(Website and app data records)
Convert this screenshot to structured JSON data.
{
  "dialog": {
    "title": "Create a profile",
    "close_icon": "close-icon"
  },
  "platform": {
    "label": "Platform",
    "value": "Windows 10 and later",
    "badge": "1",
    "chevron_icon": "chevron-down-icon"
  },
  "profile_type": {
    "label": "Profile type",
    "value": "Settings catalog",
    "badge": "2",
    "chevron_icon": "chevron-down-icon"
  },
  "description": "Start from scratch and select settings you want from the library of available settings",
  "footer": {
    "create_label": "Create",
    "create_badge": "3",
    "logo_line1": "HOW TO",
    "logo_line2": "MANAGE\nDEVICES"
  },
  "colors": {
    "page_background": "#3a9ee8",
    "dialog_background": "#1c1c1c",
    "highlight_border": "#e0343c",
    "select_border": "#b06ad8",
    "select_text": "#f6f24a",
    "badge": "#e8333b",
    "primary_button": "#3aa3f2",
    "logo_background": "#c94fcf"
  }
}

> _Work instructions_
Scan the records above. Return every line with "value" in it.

> _Solution to the problem_
    "value": "Windows 10 and later",
    "value": "Settings catalog",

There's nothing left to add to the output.